Three Boyd St residents protested to the council last night at a Tweed Shire Council community access meeting.
Ruth Wallace lived next door to the development.
Ms Wallace said throughout the process the name had changed from "homeless drop-in centre" to "respite centre".
"The words respite centre and drop-in centre has been mixed," Ms Wallace said.
"I fear for my wellbeing living close to a drop-in centre."
Ms Wallace said residents were scared and some close to the site were not informed of the proposed development.
Councillor Gary Bagnall said he was concerned that residents were not informed and had asked the proponents to revisit residents.
"Not everyone in the area was informed," he said.
St Vincent de Paul wants to establish the centre.
The charity's representative at the public access meeting Angus Whitherby said the proponents were aware that the development had created concerns.
"In no way do I want to trivialize those concerns but many of the concerns raised by people are unfounded," Mr Whitherby said.
"(The location) does provide a residential-style building. It is home-like not shop-like and that's important."
Mr Whitherby said management of the centre would be based on experience with homeless centres and professionalism.
"Incidences do occur just like neighbours having parties and they are quickly addresses," he said.
Mr Whiterby said while neighbours were not "revisited" in the last few months the charity canvassed 30 to 50 units in April to speak with neighbours.

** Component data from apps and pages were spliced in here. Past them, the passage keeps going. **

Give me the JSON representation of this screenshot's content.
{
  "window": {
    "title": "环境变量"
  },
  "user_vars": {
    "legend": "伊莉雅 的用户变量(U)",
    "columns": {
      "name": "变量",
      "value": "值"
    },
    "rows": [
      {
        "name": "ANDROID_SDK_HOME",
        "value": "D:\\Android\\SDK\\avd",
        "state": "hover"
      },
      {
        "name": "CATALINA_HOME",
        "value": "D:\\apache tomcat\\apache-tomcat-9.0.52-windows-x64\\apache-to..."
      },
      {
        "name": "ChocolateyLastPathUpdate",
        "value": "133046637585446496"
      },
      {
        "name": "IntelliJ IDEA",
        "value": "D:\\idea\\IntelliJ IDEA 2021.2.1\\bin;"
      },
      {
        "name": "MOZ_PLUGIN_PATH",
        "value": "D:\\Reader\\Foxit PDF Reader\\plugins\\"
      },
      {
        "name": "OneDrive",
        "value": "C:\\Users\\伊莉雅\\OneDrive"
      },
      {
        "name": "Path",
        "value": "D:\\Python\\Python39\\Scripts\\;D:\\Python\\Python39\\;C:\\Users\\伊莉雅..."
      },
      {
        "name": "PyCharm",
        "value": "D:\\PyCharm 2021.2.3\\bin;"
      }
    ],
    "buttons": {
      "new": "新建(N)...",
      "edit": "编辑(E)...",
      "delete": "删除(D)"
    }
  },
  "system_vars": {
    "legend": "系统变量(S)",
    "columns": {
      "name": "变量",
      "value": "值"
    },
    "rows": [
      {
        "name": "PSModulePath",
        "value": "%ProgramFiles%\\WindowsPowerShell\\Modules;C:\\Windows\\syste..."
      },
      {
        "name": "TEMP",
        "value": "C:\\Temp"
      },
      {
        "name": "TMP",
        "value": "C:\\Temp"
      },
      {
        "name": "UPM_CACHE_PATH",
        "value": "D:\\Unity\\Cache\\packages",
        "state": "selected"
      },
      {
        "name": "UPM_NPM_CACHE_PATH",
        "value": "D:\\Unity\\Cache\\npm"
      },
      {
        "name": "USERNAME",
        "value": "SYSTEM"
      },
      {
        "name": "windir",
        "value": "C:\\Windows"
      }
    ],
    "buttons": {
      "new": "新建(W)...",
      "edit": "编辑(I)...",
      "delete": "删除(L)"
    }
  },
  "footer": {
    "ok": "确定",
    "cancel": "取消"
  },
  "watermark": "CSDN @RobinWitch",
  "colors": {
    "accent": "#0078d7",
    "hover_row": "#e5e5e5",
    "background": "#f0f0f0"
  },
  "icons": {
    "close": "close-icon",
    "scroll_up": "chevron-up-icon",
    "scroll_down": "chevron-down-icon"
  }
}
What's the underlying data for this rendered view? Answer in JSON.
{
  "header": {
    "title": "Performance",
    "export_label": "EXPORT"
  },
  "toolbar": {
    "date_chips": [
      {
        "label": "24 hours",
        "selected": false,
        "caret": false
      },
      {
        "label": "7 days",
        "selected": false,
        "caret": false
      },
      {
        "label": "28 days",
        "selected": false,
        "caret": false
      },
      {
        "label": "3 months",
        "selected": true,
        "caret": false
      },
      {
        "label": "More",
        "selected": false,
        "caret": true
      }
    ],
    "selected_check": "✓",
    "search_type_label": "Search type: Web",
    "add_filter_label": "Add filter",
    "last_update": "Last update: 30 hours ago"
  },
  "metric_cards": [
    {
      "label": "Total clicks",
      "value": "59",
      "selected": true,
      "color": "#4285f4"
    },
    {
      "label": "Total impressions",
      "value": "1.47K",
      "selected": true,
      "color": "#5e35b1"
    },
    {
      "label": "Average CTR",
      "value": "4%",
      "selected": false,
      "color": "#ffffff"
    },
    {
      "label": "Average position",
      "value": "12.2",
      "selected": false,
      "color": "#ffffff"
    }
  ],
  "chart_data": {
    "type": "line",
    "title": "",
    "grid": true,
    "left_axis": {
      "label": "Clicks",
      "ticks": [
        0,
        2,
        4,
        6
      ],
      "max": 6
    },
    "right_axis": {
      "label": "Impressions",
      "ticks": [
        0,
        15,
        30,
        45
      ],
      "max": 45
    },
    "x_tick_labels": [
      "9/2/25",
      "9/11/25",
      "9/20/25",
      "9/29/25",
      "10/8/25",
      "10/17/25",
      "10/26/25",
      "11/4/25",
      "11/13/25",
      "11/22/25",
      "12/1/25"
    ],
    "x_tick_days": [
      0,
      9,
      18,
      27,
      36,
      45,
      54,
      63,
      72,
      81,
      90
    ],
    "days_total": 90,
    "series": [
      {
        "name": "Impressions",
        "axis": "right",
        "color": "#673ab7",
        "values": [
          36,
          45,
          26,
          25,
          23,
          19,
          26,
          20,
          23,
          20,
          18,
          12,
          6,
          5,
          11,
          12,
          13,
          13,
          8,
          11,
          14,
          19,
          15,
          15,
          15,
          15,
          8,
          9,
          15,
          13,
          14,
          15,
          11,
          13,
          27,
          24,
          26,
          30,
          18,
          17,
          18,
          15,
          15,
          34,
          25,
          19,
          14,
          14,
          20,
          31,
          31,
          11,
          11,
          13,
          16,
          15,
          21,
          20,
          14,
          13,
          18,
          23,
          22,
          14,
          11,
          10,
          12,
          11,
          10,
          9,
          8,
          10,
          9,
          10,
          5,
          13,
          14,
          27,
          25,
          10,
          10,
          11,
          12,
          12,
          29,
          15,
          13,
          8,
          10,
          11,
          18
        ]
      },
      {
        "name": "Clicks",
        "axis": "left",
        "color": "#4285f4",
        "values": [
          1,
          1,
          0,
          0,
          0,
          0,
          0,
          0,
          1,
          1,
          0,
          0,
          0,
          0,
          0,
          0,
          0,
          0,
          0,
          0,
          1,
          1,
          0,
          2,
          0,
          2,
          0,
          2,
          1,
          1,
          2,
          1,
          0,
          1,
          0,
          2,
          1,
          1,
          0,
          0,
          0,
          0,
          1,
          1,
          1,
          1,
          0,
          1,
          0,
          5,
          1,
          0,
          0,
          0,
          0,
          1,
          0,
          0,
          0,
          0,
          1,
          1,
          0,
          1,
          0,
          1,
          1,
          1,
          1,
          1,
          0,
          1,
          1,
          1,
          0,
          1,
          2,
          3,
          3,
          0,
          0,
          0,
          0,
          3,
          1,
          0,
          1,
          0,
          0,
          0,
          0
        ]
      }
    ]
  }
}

Ms Wallace delivered a petition with 184 signatures to Mayor Barry Longland protesting against the development.